» Dataset entries:
# # # #

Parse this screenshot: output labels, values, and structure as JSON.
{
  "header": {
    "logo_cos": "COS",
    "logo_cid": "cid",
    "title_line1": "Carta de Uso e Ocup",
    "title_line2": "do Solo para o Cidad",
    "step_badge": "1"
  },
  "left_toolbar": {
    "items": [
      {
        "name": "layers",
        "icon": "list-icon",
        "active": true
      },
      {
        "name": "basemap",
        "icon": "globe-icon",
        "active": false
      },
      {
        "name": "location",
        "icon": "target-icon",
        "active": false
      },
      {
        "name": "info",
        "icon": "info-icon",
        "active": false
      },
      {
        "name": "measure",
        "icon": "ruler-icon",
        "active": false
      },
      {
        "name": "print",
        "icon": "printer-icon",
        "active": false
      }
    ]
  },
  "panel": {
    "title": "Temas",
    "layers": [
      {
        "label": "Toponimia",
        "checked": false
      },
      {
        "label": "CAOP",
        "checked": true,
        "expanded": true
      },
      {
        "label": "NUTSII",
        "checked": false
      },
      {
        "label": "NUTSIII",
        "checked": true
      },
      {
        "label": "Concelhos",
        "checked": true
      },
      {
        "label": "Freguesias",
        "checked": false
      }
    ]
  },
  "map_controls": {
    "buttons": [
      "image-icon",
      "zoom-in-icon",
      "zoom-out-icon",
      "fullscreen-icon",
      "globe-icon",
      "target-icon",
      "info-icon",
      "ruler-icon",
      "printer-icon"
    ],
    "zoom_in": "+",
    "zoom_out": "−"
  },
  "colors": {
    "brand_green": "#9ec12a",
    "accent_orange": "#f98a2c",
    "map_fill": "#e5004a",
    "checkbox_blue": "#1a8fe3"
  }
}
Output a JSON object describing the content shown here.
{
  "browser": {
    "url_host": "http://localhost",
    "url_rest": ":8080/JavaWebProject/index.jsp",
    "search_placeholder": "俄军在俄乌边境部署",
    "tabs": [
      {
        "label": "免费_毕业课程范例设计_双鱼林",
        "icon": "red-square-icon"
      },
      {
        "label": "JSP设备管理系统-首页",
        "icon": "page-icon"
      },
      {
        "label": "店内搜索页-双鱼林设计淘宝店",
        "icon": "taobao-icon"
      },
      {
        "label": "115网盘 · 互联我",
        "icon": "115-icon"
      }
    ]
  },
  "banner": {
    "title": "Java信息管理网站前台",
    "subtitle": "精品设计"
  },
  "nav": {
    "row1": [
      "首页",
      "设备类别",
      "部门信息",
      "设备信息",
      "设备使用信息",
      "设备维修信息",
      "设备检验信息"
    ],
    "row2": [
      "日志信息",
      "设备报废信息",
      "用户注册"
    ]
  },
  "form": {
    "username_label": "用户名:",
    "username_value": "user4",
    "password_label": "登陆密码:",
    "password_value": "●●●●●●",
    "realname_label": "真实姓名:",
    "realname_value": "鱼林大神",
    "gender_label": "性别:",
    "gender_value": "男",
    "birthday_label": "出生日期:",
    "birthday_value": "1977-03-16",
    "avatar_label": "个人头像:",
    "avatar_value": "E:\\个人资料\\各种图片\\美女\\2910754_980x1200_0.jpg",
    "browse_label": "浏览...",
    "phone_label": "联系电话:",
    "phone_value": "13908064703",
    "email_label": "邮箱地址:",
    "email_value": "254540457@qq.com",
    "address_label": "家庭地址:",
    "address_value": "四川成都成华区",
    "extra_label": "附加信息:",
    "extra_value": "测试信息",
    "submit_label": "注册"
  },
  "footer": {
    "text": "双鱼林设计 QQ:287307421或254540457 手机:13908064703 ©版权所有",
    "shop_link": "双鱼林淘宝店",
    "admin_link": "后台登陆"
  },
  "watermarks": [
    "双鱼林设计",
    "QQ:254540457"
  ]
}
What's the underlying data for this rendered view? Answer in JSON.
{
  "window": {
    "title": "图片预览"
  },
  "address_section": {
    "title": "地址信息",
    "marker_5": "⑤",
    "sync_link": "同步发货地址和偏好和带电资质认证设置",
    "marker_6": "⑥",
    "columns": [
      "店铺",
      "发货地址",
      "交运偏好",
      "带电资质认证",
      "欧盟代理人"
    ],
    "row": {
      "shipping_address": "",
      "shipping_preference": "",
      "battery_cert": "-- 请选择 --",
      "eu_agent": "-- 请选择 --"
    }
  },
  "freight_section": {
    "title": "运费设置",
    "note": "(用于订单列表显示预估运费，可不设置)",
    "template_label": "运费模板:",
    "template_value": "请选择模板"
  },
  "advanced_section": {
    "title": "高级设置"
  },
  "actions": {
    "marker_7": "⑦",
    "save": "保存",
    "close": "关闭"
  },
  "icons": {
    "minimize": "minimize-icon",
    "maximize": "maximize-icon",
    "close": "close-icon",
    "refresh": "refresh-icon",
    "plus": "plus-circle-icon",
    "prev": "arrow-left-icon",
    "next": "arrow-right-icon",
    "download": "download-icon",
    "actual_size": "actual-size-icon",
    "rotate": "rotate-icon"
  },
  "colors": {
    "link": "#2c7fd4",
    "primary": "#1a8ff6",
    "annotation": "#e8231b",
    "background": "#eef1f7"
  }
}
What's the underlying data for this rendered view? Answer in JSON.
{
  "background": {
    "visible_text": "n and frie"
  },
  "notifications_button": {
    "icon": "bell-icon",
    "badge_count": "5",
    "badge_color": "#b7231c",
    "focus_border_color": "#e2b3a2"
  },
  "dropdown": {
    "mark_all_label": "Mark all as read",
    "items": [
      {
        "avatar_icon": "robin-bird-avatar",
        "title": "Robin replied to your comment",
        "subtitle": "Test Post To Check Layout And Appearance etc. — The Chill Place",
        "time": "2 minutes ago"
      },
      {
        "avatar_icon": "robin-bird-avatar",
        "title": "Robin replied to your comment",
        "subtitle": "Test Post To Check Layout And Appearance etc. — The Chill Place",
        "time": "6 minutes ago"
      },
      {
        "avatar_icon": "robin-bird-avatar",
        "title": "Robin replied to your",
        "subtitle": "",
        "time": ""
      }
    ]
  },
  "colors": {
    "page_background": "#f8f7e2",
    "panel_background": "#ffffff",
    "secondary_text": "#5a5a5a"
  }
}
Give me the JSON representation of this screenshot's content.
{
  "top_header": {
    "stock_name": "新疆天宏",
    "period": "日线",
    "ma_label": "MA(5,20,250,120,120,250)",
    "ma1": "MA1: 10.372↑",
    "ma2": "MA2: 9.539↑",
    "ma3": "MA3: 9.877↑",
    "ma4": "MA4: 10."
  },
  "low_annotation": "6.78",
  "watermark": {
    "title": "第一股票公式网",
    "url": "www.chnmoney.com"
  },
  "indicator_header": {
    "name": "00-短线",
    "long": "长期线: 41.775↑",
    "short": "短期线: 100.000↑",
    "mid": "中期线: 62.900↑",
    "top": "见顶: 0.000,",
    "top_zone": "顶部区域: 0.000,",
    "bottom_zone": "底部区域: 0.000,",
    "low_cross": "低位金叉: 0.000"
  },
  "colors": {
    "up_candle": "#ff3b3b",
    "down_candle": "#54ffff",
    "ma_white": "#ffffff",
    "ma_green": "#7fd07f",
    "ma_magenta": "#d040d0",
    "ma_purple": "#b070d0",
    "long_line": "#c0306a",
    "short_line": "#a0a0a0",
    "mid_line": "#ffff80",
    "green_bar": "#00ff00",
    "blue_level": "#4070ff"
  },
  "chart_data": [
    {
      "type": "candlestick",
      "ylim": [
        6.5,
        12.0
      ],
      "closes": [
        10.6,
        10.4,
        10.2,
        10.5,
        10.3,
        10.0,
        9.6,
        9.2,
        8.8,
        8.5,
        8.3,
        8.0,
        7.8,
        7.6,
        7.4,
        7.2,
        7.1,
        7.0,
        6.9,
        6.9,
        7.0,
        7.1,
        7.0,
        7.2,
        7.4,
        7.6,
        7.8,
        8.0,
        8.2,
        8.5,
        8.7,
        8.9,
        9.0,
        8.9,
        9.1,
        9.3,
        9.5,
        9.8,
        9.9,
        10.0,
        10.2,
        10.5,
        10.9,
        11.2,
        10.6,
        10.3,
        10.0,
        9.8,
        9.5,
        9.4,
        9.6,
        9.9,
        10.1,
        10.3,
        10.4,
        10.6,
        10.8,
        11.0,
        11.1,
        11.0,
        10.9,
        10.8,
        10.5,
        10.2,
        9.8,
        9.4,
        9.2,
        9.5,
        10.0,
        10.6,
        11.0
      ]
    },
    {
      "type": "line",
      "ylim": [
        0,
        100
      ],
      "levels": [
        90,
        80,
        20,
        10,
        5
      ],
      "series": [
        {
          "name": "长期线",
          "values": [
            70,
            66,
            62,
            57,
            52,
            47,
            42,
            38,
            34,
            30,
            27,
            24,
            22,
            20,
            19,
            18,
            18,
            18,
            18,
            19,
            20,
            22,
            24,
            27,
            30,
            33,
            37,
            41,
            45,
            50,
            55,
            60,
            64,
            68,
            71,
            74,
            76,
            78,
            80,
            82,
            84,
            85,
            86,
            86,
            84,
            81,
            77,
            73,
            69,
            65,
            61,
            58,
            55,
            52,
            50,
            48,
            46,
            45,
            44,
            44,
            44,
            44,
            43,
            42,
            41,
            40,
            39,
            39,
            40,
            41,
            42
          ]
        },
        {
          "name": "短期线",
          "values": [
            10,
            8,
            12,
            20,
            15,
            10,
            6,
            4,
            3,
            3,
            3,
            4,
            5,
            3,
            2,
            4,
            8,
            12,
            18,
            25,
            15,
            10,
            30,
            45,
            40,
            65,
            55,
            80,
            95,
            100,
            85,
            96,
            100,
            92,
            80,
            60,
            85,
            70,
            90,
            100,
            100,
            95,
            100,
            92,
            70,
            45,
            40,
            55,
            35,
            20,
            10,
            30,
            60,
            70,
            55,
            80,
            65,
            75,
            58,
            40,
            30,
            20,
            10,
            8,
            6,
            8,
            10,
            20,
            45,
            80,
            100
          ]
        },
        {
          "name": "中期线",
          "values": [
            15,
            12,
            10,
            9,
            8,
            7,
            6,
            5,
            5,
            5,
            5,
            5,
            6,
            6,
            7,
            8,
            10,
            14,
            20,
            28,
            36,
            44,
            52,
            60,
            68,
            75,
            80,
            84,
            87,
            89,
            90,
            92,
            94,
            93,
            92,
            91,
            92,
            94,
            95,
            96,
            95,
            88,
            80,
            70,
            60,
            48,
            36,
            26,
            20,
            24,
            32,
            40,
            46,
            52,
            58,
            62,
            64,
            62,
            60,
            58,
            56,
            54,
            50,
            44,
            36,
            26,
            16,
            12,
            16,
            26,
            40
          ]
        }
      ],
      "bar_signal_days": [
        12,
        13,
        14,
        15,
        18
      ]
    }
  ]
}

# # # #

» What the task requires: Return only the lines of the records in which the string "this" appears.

» Your response:
Parse this screenshot: output labels, values, and structure as JSON.
What's the underlying data for this rendered view? Answer in JSON.
What's the underlying data for this rendered view? Answer in JSON.
Give me the JSON representation of this screenshot's content.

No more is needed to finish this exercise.